Report only how many lines of the entries below contain the string "name".

(GIVEN DATA begins)

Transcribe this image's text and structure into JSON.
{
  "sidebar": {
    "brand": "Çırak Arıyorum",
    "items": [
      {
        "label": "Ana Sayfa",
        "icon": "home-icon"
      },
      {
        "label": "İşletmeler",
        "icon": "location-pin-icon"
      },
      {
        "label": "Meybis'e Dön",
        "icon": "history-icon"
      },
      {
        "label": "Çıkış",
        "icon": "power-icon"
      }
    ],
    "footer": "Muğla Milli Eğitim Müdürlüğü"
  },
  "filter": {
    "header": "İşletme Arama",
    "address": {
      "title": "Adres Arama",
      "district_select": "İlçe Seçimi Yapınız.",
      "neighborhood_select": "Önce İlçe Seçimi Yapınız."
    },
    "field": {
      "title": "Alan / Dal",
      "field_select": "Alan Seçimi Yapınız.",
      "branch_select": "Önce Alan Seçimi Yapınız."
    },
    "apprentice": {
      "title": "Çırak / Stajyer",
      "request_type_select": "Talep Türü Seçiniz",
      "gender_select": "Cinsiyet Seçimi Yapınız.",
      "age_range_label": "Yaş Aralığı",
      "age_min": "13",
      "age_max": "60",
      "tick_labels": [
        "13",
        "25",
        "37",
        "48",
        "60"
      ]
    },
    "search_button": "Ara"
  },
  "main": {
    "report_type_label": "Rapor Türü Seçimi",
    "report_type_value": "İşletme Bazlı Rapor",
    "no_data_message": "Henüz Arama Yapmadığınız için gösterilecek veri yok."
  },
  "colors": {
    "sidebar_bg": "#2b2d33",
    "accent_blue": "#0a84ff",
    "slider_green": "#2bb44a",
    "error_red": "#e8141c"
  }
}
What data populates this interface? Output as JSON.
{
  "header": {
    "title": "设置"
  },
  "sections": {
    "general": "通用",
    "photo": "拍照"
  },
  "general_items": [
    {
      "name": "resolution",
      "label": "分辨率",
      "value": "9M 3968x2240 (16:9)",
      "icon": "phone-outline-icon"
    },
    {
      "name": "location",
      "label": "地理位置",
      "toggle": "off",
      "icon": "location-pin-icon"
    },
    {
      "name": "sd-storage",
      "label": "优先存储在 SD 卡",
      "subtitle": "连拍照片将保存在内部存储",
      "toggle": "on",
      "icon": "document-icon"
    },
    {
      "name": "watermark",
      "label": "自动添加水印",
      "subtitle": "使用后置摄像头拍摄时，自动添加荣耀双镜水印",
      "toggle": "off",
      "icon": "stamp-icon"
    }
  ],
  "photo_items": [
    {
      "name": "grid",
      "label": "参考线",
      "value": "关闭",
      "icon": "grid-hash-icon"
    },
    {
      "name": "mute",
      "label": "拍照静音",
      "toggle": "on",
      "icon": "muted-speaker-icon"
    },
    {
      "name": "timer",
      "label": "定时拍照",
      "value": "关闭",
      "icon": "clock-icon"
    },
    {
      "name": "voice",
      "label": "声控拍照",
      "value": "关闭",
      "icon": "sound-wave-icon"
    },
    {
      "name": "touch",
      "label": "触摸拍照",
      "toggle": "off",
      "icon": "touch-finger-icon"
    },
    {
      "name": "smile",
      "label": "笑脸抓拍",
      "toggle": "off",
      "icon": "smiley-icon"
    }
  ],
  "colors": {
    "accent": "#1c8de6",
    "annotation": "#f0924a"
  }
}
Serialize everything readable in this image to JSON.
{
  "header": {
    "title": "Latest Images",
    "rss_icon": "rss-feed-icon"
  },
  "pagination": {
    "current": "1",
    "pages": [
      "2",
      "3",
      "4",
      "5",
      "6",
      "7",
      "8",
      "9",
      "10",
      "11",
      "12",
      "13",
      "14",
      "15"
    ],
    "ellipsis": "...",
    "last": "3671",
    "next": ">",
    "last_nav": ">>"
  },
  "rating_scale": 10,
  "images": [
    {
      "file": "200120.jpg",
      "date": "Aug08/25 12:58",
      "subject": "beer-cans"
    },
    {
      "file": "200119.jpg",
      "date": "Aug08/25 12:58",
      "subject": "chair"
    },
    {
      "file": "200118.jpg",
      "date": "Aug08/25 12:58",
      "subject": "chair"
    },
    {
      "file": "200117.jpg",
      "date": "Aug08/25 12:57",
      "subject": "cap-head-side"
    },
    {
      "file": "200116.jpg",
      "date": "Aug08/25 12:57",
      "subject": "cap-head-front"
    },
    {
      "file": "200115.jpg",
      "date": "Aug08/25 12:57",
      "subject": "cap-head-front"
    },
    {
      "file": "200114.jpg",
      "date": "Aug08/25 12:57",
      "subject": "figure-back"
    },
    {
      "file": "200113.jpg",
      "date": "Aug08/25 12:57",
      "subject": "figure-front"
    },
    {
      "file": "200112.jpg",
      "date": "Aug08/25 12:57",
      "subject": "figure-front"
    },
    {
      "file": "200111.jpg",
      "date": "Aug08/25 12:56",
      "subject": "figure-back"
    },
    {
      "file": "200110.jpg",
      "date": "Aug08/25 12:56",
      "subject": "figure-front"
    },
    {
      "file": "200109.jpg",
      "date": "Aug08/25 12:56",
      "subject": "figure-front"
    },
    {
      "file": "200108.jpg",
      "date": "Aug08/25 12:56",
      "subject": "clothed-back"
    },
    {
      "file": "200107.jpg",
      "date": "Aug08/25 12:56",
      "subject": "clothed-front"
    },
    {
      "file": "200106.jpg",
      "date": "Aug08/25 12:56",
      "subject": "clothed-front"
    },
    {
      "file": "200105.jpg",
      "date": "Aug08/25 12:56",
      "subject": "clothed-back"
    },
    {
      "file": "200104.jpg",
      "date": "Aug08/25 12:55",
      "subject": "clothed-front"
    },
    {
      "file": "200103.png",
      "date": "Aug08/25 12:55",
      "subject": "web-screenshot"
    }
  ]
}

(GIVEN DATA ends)

#### ANSWER BOX
10